**Work required**.
Search the entries below for the string "Paulinaue" and give the number of lines that hold it, nothing else.

**Exercise material**.
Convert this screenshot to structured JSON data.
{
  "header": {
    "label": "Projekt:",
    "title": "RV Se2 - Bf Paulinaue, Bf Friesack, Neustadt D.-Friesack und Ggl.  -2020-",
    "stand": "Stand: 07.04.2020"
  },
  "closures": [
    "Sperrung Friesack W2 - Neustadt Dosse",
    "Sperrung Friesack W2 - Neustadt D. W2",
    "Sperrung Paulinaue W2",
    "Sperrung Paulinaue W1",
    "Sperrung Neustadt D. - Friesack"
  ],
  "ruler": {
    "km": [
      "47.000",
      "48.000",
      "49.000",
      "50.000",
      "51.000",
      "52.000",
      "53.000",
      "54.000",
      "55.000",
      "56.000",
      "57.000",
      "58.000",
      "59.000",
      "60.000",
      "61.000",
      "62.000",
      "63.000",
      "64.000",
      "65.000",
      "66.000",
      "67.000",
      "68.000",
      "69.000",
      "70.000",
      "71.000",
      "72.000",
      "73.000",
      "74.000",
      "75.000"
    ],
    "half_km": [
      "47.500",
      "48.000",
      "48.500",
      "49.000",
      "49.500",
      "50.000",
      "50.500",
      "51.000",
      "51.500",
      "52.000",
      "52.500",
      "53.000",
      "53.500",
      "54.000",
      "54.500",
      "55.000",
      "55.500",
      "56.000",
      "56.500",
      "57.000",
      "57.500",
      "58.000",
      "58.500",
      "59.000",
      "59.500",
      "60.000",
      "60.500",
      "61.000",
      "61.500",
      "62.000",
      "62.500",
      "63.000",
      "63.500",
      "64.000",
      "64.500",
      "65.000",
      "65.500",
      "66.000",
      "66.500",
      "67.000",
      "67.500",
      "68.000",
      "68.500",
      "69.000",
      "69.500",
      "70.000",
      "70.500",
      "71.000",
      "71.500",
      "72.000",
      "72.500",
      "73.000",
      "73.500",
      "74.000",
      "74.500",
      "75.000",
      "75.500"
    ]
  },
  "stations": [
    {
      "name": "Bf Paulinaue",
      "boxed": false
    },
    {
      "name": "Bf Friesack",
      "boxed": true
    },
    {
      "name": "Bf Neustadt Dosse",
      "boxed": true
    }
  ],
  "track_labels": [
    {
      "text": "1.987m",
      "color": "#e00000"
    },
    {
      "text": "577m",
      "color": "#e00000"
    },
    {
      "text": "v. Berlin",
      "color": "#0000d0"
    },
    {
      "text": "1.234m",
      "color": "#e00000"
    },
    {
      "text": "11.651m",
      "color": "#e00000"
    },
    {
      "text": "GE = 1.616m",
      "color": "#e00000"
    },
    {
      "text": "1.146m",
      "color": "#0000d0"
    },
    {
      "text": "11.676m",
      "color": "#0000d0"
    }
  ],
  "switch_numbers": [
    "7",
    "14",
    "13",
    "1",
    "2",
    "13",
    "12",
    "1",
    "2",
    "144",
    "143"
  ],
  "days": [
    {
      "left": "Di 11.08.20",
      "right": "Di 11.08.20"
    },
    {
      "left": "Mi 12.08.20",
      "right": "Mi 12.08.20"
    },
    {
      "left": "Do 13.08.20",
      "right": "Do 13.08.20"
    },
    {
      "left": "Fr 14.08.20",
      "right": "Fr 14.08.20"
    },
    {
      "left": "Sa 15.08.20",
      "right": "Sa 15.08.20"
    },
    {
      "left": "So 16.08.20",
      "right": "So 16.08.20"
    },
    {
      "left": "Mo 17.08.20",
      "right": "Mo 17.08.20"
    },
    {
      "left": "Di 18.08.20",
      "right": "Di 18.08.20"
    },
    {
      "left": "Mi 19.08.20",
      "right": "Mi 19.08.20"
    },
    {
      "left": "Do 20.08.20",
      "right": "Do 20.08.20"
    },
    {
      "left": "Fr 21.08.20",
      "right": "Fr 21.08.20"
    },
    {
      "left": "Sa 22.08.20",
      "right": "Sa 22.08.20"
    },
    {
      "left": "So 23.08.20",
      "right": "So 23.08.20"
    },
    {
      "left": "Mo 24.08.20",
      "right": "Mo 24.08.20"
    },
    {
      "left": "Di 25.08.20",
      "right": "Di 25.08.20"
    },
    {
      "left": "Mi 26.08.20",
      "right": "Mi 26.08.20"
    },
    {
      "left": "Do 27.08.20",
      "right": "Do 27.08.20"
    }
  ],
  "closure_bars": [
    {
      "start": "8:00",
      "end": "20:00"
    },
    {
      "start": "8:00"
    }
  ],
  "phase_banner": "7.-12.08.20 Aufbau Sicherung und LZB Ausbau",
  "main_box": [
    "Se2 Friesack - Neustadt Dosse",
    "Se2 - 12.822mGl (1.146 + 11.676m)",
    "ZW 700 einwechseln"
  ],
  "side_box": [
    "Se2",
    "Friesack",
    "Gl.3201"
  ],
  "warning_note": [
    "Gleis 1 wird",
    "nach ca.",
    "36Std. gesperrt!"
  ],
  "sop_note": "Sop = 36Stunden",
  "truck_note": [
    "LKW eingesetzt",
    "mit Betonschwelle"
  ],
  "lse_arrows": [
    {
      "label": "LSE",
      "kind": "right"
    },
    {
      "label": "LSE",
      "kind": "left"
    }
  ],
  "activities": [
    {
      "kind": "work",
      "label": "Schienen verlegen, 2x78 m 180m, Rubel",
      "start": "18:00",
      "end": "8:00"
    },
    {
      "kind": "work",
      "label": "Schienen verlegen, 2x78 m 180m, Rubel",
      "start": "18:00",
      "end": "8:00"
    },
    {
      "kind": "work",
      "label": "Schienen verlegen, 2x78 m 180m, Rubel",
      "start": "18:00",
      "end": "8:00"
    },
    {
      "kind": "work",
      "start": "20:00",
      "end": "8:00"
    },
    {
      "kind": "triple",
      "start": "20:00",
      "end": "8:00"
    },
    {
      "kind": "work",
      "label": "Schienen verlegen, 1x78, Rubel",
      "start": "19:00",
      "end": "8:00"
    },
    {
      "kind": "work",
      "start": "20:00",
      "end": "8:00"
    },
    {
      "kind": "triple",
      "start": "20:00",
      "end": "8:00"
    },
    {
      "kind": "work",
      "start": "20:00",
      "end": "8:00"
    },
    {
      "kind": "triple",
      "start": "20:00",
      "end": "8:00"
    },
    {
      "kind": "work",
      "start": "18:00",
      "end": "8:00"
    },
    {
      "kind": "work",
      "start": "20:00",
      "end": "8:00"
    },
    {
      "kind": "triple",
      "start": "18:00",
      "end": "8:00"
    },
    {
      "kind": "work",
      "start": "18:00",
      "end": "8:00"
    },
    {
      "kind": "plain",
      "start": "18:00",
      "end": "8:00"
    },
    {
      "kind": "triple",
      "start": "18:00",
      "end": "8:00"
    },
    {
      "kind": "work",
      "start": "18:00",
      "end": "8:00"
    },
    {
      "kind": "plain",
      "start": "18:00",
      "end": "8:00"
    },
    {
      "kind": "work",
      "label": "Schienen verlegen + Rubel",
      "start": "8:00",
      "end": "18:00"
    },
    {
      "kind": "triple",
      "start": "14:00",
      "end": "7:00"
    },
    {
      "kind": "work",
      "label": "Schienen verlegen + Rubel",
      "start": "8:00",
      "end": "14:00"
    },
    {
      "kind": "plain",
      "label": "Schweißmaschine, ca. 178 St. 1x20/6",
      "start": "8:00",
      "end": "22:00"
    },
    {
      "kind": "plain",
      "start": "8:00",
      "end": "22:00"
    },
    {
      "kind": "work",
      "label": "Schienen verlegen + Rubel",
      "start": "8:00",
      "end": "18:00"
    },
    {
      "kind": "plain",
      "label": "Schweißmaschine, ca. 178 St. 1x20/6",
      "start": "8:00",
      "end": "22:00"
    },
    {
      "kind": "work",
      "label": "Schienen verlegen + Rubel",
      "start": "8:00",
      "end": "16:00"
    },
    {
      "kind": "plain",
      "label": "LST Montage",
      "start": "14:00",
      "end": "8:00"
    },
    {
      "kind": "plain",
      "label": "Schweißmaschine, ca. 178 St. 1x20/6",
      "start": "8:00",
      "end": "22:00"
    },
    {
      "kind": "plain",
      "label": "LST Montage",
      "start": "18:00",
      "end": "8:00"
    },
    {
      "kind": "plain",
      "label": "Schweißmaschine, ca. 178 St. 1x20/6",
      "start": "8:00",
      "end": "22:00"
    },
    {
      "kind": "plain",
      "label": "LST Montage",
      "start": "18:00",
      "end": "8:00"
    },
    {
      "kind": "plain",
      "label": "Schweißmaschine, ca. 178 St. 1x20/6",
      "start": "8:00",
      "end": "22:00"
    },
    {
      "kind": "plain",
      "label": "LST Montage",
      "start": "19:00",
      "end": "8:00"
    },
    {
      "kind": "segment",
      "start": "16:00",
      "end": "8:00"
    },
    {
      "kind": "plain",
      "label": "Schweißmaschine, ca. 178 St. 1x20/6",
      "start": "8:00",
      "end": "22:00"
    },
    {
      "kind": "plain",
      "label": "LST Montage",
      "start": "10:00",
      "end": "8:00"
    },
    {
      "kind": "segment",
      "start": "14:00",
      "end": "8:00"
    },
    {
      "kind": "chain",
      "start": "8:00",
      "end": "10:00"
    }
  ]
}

**Output below**.
4